§ YOUR TASK:
For the data below, please report each line where the word "iacs" is found.

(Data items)
──────────────────────────────

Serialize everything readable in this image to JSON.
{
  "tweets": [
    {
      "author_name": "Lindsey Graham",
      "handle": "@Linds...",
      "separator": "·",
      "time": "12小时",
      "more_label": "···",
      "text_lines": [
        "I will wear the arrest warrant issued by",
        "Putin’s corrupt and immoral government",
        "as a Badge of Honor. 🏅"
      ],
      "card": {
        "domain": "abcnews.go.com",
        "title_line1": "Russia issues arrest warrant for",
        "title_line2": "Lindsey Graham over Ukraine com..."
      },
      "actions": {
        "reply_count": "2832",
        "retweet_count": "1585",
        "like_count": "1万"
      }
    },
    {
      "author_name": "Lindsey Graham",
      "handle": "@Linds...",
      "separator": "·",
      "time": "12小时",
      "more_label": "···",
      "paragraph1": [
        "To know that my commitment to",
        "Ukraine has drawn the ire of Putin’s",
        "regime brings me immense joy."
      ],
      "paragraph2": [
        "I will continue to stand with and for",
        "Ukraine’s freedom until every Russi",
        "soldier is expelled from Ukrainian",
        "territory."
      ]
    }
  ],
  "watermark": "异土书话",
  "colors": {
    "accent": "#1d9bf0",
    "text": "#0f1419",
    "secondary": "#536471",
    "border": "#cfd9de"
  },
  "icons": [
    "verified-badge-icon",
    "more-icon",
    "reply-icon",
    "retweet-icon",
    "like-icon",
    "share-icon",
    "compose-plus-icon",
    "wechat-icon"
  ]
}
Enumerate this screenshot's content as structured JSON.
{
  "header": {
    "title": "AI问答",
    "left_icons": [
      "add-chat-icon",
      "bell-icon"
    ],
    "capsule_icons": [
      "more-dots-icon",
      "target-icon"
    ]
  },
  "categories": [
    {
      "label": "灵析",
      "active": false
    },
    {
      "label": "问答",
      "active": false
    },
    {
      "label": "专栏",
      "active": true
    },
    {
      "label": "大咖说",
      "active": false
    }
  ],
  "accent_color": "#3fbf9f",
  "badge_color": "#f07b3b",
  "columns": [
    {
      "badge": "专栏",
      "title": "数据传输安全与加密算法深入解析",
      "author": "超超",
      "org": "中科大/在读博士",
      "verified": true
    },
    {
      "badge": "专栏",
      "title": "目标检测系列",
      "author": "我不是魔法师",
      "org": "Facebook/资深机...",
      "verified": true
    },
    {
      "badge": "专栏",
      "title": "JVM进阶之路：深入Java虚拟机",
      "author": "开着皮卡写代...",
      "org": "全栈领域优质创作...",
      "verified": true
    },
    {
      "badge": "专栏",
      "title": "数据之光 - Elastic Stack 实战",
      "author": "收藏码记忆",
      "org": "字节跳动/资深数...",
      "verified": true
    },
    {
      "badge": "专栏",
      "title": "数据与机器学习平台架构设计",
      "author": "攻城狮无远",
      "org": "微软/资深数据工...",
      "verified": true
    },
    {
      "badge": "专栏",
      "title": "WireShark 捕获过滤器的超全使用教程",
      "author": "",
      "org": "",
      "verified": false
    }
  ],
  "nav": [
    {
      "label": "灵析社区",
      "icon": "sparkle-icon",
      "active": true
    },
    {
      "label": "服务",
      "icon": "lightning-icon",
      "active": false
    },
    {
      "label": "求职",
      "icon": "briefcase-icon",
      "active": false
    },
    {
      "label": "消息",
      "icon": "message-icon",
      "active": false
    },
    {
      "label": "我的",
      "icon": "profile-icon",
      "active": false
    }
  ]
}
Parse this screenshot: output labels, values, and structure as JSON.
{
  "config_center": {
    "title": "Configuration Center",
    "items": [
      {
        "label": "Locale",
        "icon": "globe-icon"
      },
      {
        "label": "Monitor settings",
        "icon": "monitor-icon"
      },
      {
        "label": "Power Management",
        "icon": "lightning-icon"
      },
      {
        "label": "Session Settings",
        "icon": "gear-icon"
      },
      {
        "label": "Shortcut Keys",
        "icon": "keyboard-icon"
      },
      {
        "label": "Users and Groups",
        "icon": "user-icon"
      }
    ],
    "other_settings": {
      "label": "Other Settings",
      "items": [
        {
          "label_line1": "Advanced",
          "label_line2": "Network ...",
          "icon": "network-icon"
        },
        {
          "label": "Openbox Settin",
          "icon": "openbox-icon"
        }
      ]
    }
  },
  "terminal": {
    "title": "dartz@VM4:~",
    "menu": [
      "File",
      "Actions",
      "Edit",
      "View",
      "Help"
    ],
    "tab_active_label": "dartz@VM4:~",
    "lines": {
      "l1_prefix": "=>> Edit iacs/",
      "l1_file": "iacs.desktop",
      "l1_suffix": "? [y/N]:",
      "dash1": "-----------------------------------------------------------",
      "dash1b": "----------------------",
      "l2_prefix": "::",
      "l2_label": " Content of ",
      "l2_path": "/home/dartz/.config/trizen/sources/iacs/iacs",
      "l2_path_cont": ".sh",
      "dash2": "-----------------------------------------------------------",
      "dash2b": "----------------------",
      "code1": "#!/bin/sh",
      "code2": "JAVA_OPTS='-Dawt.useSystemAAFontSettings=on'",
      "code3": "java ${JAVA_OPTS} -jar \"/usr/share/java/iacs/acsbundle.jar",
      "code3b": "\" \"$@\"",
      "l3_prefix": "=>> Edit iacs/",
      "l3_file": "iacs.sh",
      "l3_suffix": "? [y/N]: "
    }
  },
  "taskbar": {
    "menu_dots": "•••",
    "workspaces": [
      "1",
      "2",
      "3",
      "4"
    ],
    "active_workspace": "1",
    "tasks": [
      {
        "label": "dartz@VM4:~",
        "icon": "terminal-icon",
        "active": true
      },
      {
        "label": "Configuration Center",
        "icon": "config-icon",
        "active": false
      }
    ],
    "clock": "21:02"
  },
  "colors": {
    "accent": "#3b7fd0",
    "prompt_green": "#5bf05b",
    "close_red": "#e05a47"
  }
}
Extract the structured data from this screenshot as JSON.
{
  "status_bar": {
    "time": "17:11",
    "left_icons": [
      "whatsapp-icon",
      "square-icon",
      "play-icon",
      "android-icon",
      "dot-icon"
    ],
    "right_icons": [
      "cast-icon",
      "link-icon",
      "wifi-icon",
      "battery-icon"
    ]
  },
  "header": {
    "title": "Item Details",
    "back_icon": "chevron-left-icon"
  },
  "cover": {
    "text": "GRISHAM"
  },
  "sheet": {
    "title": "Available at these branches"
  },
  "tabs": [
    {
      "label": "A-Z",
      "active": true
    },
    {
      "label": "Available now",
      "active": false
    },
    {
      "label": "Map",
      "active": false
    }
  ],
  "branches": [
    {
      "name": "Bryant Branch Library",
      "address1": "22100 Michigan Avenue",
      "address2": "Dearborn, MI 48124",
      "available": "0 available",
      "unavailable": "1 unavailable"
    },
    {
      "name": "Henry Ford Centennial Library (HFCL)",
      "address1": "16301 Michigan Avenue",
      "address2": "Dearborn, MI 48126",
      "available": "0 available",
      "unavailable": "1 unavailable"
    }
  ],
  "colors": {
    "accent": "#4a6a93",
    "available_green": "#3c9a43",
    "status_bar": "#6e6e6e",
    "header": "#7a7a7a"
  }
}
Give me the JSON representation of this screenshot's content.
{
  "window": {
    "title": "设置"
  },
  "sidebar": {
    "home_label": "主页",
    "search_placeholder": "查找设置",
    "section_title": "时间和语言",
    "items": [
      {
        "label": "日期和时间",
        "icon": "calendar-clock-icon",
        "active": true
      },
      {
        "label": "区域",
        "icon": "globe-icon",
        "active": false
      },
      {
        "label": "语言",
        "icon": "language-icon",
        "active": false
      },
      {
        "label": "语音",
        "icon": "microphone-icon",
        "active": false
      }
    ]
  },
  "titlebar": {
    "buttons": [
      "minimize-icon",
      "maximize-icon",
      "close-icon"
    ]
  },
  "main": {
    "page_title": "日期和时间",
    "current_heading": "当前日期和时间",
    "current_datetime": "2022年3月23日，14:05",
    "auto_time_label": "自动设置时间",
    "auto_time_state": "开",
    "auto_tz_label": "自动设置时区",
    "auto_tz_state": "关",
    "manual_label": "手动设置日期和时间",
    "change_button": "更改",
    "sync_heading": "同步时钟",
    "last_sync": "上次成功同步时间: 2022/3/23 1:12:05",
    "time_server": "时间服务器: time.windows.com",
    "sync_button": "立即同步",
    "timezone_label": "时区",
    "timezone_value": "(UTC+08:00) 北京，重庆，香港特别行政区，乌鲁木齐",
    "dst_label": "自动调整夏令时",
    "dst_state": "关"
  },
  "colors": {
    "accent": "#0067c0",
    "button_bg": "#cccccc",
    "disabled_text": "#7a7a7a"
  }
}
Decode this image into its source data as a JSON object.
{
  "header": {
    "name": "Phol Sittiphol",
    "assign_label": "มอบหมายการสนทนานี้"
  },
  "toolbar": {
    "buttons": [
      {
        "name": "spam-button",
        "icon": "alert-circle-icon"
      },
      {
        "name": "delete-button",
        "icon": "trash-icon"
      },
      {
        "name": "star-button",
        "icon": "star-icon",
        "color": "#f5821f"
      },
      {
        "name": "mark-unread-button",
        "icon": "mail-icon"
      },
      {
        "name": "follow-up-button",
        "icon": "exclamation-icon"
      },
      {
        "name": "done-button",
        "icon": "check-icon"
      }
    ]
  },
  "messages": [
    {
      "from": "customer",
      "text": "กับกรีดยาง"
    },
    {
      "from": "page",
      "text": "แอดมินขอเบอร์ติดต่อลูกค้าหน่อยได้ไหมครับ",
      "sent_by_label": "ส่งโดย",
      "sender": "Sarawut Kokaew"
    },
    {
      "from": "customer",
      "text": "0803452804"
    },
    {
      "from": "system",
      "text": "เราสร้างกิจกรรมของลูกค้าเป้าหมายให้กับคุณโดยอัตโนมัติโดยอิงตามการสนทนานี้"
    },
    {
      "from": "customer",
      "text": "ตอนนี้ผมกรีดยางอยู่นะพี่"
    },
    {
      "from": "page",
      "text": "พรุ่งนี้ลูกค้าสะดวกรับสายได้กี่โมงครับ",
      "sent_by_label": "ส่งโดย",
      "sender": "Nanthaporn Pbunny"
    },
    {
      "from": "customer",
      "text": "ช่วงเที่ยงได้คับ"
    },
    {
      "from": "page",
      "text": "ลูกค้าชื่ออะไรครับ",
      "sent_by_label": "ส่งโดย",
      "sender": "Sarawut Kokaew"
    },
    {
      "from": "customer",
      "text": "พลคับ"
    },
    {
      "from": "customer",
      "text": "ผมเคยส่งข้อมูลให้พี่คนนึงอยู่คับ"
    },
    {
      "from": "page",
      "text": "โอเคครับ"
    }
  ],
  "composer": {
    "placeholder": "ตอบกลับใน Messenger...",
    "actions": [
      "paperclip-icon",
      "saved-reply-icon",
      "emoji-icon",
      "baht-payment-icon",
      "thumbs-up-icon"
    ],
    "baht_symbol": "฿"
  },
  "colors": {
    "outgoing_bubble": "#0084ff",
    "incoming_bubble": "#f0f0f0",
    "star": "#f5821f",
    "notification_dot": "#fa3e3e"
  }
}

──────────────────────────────

§ EXERCISE OUTPUT:
      "l1_prefix": "=>> Edit iacs/",
      "l1_file": "iacs.desktop",
      "l2_path": "/home/dartz/.config/trizen/sources/iacs/iacs",
      "code3": "java ${JAVA_OPTS} -jar \"/usr/share/java/iacs/acsbundle.jar",
      "l3_prefix": "=>> Edit iacs/",
      "l3_file": "iacs.sh",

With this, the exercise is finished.